  7. Have volunteers read aloud this Sunday's Gospel, Luke 10:25-37

  8. Invite volunteers to reenact the Gospel story as it is read a second time.

  9. Ask: Of the three characters in the story who see the man in need, which would have been in the who's hot? list and which would have been in the who's not? list for the Jewish people at that time? (who's hot? - priest and Levite; who's not? - the Samaritan)

  10. Explain: Jesus told the story of the Good Samaritan to challenge us to think about how we label people. He wants us to know that we are called to think of all people as our neighbors whom we are called to love.

  11. Invite the young people to reflect in silence about the people they might be excluding.

  12. Conclude by praying together the Act of Contrition, asking for forgiveness for excluding others.

Family


Gospel Reading
Luke 10:25-37
The parable of the Good Samaritan


Family Connection

Families rely on selfless love. Parents show love for their children not just when it's convenient, but whenever their children's needs must be met. Imagine if the members of a family were concerned only with their own needs.
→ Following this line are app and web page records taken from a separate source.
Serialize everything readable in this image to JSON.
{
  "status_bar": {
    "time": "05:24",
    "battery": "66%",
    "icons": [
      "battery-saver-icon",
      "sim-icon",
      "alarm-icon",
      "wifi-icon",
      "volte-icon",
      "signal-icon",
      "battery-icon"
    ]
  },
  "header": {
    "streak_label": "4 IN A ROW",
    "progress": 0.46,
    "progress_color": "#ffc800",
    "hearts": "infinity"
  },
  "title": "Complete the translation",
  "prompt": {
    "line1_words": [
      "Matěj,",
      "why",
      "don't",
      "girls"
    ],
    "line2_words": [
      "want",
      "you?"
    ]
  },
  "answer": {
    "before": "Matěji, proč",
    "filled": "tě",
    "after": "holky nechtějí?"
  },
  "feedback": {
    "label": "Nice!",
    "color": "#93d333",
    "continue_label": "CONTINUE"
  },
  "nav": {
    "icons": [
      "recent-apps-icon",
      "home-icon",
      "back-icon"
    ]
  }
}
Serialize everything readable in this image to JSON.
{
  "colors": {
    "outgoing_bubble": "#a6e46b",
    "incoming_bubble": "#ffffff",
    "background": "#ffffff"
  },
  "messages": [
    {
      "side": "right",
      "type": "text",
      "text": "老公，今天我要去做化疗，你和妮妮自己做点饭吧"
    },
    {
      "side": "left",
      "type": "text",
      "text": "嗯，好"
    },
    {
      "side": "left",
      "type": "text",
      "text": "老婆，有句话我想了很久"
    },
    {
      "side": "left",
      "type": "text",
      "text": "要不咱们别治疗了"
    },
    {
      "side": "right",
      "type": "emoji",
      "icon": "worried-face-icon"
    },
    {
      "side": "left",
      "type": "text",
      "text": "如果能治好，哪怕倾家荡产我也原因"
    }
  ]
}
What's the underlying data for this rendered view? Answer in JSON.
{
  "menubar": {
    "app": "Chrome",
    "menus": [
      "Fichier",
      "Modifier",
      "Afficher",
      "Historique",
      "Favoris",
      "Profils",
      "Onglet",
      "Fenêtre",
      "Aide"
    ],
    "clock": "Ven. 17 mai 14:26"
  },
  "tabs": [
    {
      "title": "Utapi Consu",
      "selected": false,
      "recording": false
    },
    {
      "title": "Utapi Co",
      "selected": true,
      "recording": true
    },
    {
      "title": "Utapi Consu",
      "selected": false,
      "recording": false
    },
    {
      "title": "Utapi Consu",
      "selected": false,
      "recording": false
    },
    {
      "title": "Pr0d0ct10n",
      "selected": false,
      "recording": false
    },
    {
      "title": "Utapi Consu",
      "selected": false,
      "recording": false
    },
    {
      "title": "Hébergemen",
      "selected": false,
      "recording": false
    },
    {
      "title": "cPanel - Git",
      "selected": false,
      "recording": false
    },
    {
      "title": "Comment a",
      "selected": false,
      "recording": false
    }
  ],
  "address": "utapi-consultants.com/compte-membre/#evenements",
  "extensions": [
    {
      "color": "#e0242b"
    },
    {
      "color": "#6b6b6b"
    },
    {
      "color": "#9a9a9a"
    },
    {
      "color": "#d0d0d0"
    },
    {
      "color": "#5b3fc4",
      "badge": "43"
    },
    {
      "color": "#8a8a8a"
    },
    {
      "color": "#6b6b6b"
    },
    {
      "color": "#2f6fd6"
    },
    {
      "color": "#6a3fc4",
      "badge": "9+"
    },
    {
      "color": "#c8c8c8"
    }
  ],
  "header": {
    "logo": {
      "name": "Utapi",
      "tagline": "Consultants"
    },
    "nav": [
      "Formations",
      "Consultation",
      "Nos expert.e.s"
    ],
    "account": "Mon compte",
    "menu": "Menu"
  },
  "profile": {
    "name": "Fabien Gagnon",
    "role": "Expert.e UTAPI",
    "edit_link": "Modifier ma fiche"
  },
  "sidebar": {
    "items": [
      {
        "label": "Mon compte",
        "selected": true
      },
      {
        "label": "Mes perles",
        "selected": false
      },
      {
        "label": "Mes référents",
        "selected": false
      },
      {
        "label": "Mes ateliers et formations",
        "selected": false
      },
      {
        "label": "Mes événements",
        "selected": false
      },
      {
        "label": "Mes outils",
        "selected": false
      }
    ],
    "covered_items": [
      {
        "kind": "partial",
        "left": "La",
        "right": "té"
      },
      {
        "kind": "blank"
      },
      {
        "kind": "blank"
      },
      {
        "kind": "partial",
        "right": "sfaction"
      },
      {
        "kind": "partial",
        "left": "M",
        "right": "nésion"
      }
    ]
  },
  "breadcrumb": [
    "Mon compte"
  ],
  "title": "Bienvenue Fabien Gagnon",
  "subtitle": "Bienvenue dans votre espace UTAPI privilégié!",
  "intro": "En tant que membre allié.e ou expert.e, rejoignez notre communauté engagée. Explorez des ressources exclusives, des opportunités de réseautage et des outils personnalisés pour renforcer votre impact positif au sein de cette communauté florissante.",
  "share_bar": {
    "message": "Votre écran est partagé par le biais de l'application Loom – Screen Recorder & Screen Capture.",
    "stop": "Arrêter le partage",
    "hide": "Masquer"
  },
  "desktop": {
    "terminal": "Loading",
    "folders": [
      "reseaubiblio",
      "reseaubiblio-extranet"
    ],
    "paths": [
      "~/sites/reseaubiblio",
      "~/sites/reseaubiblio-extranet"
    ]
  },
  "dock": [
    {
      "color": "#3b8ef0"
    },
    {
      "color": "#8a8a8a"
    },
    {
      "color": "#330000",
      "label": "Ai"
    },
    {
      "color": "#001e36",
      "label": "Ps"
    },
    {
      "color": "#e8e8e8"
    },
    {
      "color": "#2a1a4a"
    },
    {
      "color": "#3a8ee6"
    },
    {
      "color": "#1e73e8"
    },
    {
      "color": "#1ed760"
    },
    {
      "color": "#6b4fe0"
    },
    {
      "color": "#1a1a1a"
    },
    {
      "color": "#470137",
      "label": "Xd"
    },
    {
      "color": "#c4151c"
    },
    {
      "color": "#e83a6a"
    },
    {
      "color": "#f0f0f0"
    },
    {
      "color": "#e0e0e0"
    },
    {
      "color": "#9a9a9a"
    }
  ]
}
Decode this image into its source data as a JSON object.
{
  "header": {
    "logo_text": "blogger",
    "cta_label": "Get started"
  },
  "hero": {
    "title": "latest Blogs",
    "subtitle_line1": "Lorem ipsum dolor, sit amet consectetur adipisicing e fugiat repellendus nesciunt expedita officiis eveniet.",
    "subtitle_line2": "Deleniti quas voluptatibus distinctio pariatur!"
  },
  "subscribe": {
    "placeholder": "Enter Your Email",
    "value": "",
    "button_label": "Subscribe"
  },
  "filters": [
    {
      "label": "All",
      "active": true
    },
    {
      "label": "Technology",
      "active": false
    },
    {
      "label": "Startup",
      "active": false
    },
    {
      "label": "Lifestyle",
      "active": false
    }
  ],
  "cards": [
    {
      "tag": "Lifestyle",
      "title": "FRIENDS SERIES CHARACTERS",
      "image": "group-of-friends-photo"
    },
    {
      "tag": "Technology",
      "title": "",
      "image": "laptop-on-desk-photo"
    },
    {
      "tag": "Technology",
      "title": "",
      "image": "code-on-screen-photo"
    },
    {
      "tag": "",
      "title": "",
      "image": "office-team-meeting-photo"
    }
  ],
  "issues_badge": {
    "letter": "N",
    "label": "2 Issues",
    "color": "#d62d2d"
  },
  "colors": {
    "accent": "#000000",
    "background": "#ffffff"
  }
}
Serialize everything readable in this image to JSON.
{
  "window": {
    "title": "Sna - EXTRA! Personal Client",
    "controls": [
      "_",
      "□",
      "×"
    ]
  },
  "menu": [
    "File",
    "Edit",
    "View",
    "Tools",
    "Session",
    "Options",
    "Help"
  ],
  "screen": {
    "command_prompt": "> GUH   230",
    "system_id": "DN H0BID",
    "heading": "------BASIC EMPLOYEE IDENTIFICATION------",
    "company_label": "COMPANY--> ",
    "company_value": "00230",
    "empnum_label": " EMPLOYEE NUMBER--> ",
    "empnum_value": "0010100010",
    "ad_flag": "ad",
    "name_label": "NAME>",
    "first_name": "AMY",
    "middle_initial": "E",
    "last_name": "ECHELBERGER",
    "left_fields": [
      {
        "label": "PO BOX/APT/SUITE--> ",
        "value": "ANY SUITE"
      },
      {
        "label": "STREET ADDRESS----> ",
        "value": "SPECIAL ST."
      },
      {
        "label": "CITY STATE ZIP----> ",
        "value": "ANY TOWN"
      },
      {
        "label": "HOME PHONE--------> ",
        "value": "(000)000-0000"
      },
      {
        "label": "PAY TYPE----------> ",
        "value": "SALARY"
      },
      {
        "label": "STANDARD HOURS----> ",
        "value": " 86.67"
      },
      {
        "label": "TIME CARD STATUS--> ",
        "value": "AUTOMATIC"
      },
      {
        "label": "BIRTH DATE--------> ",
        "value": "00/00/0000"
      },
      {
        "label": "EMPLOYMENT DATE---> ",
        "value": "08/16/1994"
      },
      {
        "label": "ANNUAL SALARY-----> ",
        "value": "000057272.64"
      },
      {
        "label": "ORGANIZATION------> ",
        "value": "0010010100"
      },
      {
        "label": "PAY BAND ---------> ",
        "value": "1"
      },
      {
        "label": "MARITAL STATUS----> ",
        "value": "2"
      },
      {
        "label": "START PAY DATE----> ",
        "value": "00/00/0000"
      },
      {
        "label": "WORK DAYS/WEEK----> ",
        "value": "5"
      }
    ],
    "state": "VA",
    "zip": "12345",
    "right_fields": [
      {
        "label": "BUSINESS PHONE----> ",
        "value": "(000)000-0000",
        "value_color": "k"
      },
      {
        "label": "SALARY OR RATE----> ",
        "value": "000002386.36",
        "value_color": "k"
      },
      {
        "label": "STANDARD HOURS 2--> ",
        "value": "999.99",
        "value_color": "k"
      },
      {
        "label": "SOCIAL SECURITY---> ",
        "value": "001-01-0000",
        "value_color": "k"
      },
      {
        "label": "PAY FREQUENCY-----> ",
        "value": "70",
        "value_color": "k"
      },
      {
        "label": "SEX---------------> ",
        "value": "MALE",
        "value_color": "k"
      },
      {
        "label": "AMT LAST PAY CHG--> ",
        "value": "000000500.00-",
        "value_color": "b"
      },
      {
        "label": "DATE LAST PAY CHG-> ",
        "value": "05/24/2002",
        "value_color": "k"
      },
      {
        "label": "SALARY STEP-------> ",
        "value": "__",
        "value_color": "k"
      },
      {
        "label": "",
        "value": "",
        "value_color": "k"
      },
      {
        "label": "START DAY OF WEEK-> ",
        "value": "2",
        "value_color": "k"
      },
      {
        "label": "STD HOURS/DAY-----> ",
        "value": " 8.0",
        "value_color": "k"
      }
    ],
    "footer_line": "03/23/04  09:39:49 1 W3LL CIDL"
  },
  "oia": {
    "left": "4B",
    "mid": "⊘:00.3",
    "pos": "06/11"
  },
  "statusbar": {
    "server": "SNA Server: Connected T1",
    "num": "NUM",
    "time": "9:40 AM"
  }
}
How quickly things would fall apart!

In the story of the Good Samaritan, we learn about someone who went out of his way to care for the needs of another. He recognized the victim as his brother and accepted responsibility for him. As a family, talk about the responsibilities of each member of the family. Share how you, as parents, care for the needs of everyone in the family even when it's inconvenient. Ask your children to share times when they did chores and helped the family even when it was not convenient.

Read aloud this Sunday's Gospel, Luke 10:25-37. Talk about how the Samaritan went out of his way to care for the needs of the victim. Make a commitment as a family to follow the example of the Good Samaritan. Explain that the more you learn to accept responsibility for each other's needs at home, the more you'll be able to accept responsibility for the needs of others in the world.